The new, national review was commissioned following dissatisfaction expressed in relation a regionally-led review that had initially been established. The families of victims made representations to the Secretary of State for Health and Social Care, prompting the re-examination.
Comprised of Ms Ockenden and around 60 maternity care experts from across the UK, the review will examine recorded incidences of poor care at the Trust’s hospitals from as far back as 1st April 2012. It will consider cases up until three months before its final scheduled publication, currently expected in March 2024.
The review will also allow the submission of new cases from as far back as 1st April 2016, should it be thought that they could “add significantly” to the findings and subsequent recommendations.
Since its inception on 1st September 2022, the review team has already been contacted by more than 350 families affected by substandard maternity care from the Trust.

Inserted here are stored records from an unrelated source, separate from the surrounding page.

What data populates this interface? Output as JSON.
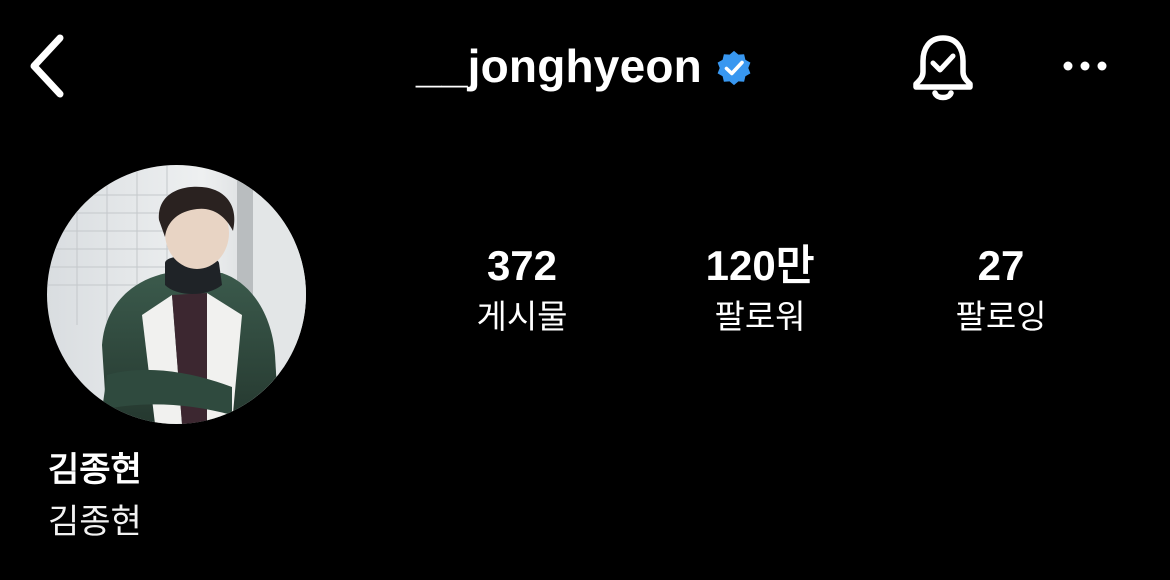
{
  "header": {
    "username": "__jonghyeon",
    "verified": true,
    "icons": {
      "back": "chevron-left-icon",
      "verified": "verified-badge-icon",
      "notifications": "bell-check-icon",
      "more": "more-horizontal-icon"
    }
  },
  "profile": {
    "avatar": "profile-photo",
    "stats": {
      "posts": {
        "value": "372",
        "label": "게시물"
      },
      "followers": {
        "value": "120만",
        "label": "팔로워"
      },
      "following": {
        "value": "27",
        "label": "팔로잉"
      }
    },
    "display_name": "김종현",
    "category_name": "김종현"
  },
  "colors": {
    "background": "#000000",
    "text": "#ffffff",
    "verified_blue": "#3897f0"
  }
}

Blackwater Law medical negligence solicitors made a successful hospital negligence claim for the family of an elderly patient who fell out of bed.
The review will examine instances of the following birth injuries, known to be more likely when maternity care is not delivered to acceptable standards:
Ms Ockenden’s review team wish to engage with a variety of key parties during the course of the review, to build a broad understanding of the failings at NUH.
This includes families of those affected by poor maternity care, current and former medical staff at the hospitals concerned, regional/national stakeholders and health regulators.
Those seeking to contribute to the review team can do so by contacting firstname.lastname@example.org.